- RECORDS SHOWN
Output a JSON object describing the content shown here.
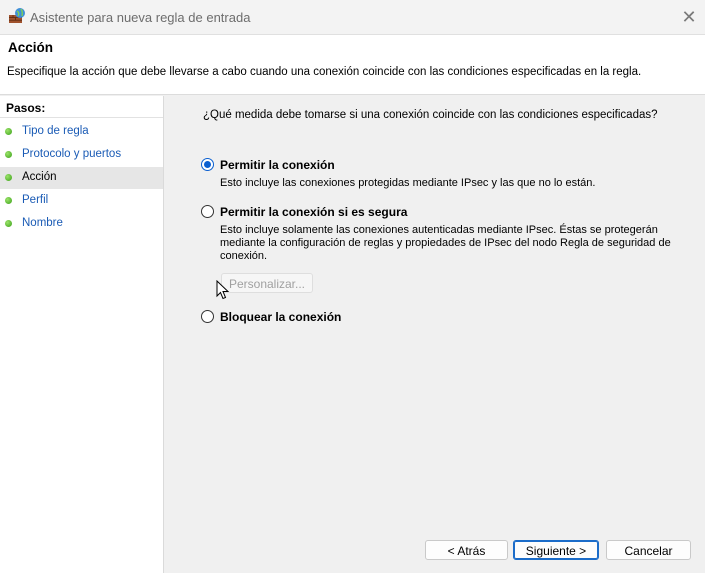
{
  "window": {
    "title": "Asistente para nueva regla de entrada",
    "app_icon": "firewall-icon",
    "close_icon": "close-icon"
  },
  "header": {
    "title": "Acción",
    "description": "Especifique la acción que debe llevarse a cabo cuando una conexión coincide con las condiciones especificadas en la regla."
  },
  "steps": {
    "label": "Pasos:",
    "items": [
      {
        "label": "Tipo de regla"
      },
      {
        "label": "Protocolo y puertos"
      },
      {
        "label": "Acción"
      },
      {
        "label": "Perfil"
      },
      {
        "label": "Nombre"
      }
    ],
    "current_index": 2
  },
  "main": {
    "question": "¿Qué medida debe tomarse si una conexión coincide con las condiciones especificadas?",
    "options": [
      {
        "label": "Permitir la conexión",
        "description": "Esto incluye las conexiones protegidas mediante IPsec y las que no lo están.",
        "selected": true
      },
      {
        "label": "Permitir la conexión si es segura",
        "description_lines": [
          "Esto incluye solamente las conexiones autenticadas mediante IPsec. Éstas se protegerán",
          "mediante la configuración de reglas y propiedades de IPsec del nodo Regla de seguridad de",
          "conexión."
        ],
        "selected": false
      },
      {
        "label": "Bloquear la conexión",
        "selected": false
      }
    ],
    "customize_label": "Personalizar..."
  },
  "footer": {
    "back_label": "< Atrás",
    "next_label": "Siguiente >",
    "cancel_label": "Cancelar"
  },
  "colors": {
    "accent": "#0a5fd0",
    "link": "#1a5bb5",
    "step_dot": "#3aa018"
  }
}
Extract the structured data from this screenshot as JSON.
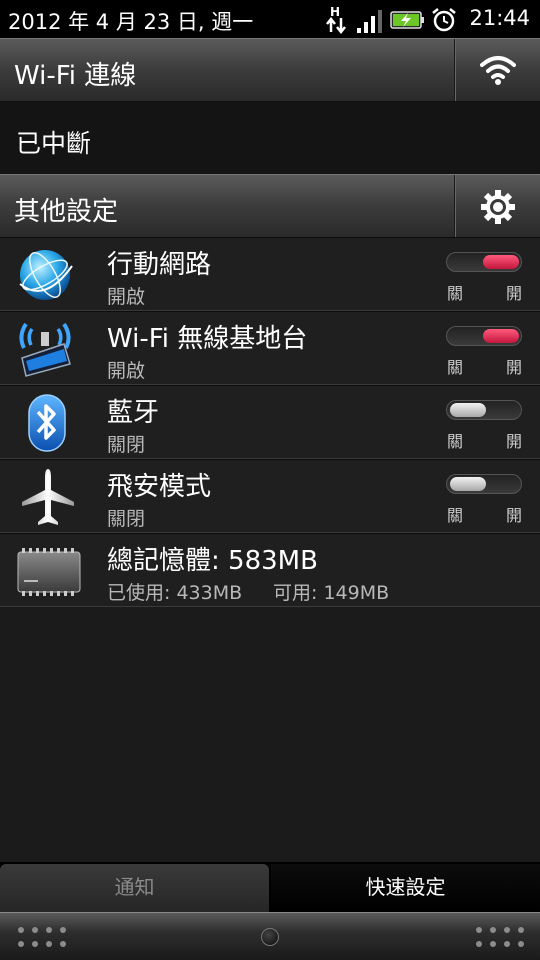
{
  "status_bar": {
    "date": "2012 年 4 月 23 日, 週一",
    "time": "21:44",
    "network_type": "H",
    "icons": [
      "data-transfer-icon",
      "signal-icon",
      "battery-charging-icon",
      "alarm-icon"
    ]
  },
  "wifi_section": {
    "title": "Wi-Fi 連線",
    "icon": "wifi-icon",
    "status": "已中斷"
  },
  "other_section": {
    "title": "其他設定",
    "icon": "gear-icon"
  },
  "toggle_labels": {
    "off": "關",
    "on": "開"
  },
  "rows": [
    {
      "title": "行動網路",
      "subtitle": "開啟",
      "icon": "globe-icon",
      "state": "on"
    },
    {
      "title": "Wi-Fi 無線基地台",
      "subtitle": "開啟",
      "icon": "hotspot-icon",
      "state": "on"
    },
    {
      "title": "藍牙",
      "subtitle": "關閉",
      "icon": "bluetooth-icon",
      "state": "off"
    },
    {
      "title": "飛安模式",
      "subtitle": "關閉",
      "icon": "airplane-icon",
      "state": "off"
    }
  ],
  "memory": {
    "title": "總記憶體: 583MB",
    "used": "已使用: 433MB",
    "available": "可用: 149MB",
    "icon": "memory-chip-icon"
  },
  "tabs": {
    "notifications": "通知",
    "quick_settings": "快速設定",
    "active": "quick_settings"
  },
  "colors": {
    "toggle_on": "#d91f47",
    "toggle_off": "#d0d0d0",
    "header_gradient_top": "#5a5a5a",
    "background": "#1b1b1b"
  }
}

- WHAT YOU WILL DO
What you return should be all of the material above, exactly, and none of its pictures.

- REPLY TO THE EXERCISE
Output a JSON object describing the content shown here.
{
  "window": {
    "title": "Asistente para nueva regla de entrada",
    "app_icon": "firewall-icon",
    "close_icon": "close-icon"
  },
  "header": {
    "title": "Acción",
    "description": "Especifique la acción que debe llevarse a cabo cuando una conexión coincide con las condiciones especificadas en la regla."
  },
  "steps": {
    "label": "Pasos:",
    "items": [
      {
        "label": "Tipo de regla"
      },
      {
        "label": "Protocolo y puertos"
      },
      {
        "label": "Acción"
      },
      {
        "label": "Perfil"
      },
      {
        "label": "Nombre"
      }
    ],
    "current_index": 2
  },
  "main": {
    "question": "¿Qué medida debe tomarse si una conexión coincide con las condiciones especificadas?",
    "options": [
      {
        "label": "Permitir la conexión",
        "description": "Esto incluye las conexiones protegidas mediante IPsec y las que no lo están.",
        "selected": true
      },
      {
        "label": "Permitir la conexión si es segura",
        "description_lines": [
          "Esto incluye solamente las conexiones autenticadas mediante IPsec. Éstas se protegerán",
          "mediante la configuración de reglas y propiedades de IPsec del nodo Regla de seguridad de",
          "conexión."
        ],
        "selected": false
      },
      {
        "label": "Bloquear la conexión",
        "selected": false
      }
    ],
    "customize_label": "Personalizar..."
  },
  "footer": {
    "back_label": "< Atrás",
    "next_label": "Siguiente >",
    "cancel_label": "Cancelar"
  },
  "colors": {
    "accent": "#0a5fd0",
    "link": "#1a5bb5",
    "step_dot": "#3aa018"
  }
}
Extract the structured data from this screenshot as JSON.
{
  "status_bar": {
    "date": "2012 年 4 月 23 日, 週一",
    "time": "21:44",
    "network_type": "H",
    "icons": [
      "data-transfer-icon",
      "signal-icon",
      "battery-charging-icon",
      "alarm-icon"
    ]
  },
  "wifi_section": {
    "title": "Wi-Fi 連線",
    "icon": "wifi-icon",
    "status": "已中斷"
  },
  "other_section": {
    "title": "其他設定",
    "icon": "gear-icon"
  },
  "toggle_labels": {
    "off": "關",
    "on": "開"
  },
  "rows": [
    {
      "title": "行動網路",
      "subtitle": "開啟",
      "icon": "globe-icon",
      "state": "on"
    },
    {
      "title": "Wi-Fi 無線基地台",
      "subtitle": "開啟",
      "icon": "hotspot-icon",
      "state": "on"
    },
    {
      "title": "藍牙",
      "subtitle": "關閉",
      "icon": "bluetooth-icon",
      "state": "off"
    },
    {
      "title": "飛安模式",
      "subtitle": "關閉",
      "icon": "airplane-icon",
      "state": "off"
    }
  ],
  "memory": {
    "title": "總記憶體: 583MB",
    "used": "已使用: 433MB",
    "available": "可用: 149MB",
    "icon": "memory-chip-icon"
  },
  "tabs": {
    "notifications": "通知",
    "quick_settings": "快速設定",
    "active": "quick_settings"
  },
  "colors": {
    "toggle_on": "#d91f47",
    "toggle_off": "#d0d0d0",
    "header_gradient_top": "#5a5a5a",
    "background": "#1b1b1b"
  }
}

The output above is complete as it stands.